1.4 PREPARATION FOR STORAGE AND SHIPMENT.
Refer to Section VI, Chapter 4, Unit Maintenance Instructions.
1.5 QUALITY ASSURANCE (QA) PROCEDURES.
Any critical procedure or parts of procedures in this TM which require quality assurance inspections are
identified by "(QA)" written after the applicable step.
1.6 REPORTING EQUIPMENT IMPROVEMENT RECOMMENDATIONS (EIR).
If your kitchen tent needs improvement, let us know. Send us an EIR. You, the user, are the only one who can
tell us what you don't like about your equipment. Let us know why you don't like the design or performance. Put
it on an SF 368 (Product Quality Deficiency Report) Mail it to us at: Commander, U S. Army Aviation and Troop
Command, ATTN: AMSAT-I-MDO, 4300 Goodfellow Boulevard, St. Louis, MO 63120-1798. We will send you
1.7 NOMENCLATURE CROSS-REFERENCE LIST.
1.8 CORROSION PREVENTION AND CONTROL (CPC).
a. Corrosion Prevention and Control (CPC) of Army manual is a continuing concern. It is important that
any corrosion problems with this item be reported so that the problem can be corrected and improvements
made to prevent the problem In future items.
b. While corrosion is typically associated with rusting of metal products, it can also include deterioration
of other materials, such as rubber, plastic or treated canvas. Unusual cracking, softening, swelling or breaking
of the materials may be a corrosion problem.
c. If a corrosion problem is identified, it can be reported using Standard Form 368, (Product Quality
Deficiency Report). Using key words such as "corrosion," "rust," "deterioration" or "cracking" will ensure that
the information is identified as a CPC problem.
d. The form should be submitted to the address specified in DA Pam 738-750.
SECTION II. EQUIPMENT DESCRIPTION AND DATA.
1.9 EQUIPMENT CHARACTERISTICS, CAPABILITIES AND FEATURES.
a. The M1948 Kitchen Tent (Figure 1-1) is a screened shelter for cooking and serving food in areas
where flies and other insects are numerous.
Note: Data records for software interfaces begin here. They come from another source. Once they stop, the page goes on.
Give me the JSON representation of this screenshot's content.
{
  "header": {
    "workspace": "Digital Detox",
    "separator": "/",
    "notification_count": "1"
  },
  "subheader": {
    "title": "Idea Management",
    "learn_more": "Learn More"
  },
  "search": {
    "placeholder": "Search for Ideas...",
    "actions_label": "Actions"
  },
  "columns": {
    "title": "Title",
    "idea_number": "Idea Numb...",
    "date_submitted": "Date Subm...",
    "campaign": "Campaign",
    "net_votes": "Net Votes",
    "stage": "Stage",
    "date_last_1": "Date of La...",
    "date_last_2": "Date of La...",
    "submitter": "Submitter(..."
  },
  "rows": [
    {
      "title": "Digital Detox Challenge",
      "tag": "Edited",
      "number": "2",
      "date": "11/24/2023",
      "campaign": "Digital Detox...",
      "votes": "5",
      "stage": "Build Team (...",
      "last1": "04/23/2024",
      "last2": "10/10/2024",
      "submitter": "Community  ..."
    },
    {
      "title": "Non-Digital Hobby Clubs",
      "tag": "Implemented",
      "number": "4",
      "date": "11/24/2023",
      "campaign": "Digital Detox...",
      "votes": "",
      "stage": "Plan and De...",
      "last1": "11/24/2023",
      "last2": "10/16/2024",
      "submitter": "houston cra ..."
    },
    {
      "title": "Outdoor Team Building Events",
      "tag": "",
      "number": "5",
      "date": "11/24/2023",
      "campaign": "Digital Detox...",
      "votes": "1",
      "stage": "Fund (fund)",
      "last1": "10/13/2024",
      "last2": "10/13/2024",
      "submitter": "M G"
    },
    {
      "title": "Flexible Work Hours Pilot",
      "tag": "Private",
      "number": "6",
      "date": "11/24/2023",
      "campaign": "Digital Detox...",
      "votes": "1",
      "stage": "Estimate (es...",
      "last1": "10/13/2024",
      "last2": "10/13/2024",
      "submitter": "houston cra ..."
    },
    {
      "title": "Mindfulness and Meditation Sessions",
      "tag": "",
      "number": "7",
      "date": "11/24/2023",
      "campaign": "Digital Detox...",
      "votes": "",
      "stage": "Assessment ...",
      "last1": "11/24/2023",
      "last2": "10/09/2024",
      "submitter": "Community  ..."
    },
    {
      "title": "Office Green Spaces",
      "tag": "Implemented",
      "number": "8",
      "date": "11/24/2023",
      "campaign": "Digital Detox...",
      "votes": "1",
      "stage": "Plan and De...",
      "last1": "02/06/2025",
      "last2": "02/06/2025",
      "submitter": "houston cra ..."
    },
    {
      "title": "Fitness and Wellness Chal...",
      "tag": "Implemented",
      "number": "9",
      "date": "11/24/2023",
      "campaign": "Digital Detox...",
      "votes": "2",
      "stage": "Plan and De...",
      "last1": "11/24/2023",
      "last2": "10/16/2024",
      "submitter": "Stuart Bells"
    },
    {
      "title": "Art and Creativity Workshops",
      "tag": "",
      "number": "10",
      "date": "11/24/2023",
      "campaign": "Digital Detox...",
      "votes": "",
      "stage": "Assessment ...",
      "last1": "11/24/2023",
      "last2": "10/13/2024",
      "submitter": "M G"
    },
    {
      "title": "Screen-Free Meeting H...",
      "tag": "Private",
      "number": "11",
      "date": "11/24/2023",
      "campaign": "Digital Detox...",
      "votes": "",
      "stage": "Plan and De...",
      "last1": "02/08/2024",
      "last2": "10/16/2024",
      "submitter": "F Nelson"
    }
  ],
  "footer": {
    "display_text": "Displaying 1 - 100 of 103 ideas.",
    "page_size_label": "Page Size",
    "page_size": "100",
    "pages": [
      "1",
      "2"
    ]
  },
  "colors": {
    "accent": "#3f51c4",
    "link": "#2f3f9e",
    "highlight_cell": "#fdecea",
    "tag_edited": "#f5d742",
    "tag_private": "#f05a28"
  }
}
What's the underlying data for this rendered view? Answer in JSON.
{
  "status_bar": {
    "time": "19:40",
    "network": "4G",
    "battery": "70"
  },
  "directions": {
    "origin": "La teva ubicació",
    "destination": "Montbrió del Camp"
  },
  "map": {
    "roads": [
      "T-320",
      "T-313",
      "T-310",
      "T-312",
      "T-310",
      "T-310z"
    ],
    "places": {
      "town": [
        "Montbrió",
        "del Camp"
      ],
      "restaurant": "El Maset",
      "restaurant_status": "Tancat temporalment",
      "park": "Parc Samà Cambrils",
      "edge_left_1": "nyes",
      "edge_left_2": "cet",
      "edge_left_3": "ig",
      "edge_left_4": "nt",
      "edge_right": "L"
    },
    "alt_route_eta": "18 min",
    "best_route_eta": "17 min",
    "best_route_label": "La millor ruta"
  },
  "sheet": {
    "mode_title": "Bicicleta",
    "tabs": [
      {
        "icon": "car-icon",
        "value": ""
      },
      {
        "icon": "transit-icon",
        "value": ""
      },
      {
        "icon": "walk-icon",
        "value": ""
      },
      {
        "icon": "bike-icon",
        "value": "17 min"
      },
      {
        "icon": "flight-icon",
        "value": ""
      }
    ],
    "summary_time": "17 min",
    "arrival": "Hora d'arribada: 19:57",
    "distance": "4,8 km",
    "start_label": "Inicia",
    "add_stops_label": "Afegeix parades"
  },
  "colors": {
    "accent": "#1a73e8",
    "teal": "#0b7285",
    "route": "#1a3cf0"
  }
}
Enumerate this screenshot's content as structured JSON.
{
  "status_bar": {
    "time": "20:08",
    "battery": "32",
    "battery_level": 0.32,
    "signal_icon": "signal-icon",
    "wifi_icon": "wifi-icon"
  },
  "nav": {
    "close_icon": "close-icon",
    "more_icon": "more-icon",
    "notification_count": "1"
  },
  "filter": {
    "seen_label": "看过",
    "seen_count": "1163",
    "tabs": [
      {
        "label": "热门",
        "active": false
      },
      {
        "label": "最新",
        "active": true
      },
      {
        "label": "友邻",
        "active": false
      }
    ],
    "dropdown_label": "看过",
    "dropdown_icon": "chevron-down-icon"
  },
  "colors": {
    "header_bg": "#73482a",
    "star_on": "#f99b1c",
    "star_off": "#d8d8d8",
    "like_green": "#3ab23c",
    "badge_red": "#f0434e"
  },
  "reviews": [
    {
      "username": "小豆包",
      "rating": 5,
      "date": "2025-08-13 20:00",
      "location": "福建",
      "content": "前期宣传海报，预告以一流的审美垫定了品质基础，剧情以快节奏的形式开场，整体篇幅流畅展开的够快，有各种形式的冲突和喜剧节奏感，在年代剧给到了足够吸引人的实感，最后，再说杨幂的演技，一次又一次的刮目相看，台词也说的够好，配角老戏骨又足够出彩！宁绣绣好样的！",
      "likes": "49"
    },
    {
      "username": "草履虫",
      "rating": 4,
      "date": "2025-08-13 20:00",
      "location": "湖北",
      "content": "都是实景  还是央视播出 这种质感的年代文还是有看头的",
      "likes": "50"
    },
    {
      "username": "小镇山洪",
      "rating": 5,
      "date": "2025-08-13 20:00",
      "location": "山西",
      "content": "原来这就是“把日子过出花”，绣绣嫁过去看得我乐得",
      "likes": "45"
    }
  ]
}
The stack section of the tent rises 3 feet higher than the service
section. This allows adequate exhausting of hot air from field ranges through the stack screens. Small
ventilator openings have flaps which can be lowered to dose the openings when a blackout condition exists or
to keep dust, rain, and snow from inside the tent. A small ventilator screen in the front wall of the service
section remains open when the tent is dosed for a blackout to provide a draft for proper ventilation of the
interior. Each side wall and the front wall can be guyed out to form awnings. A screen wall, which snaps to the
tent body, provides an insect proof enclosure when the walls are raised. The screen wall has a serving window
screen in the front of the tent which can be opened and rolled up so that food can be transferred from a serving
table to individual servings.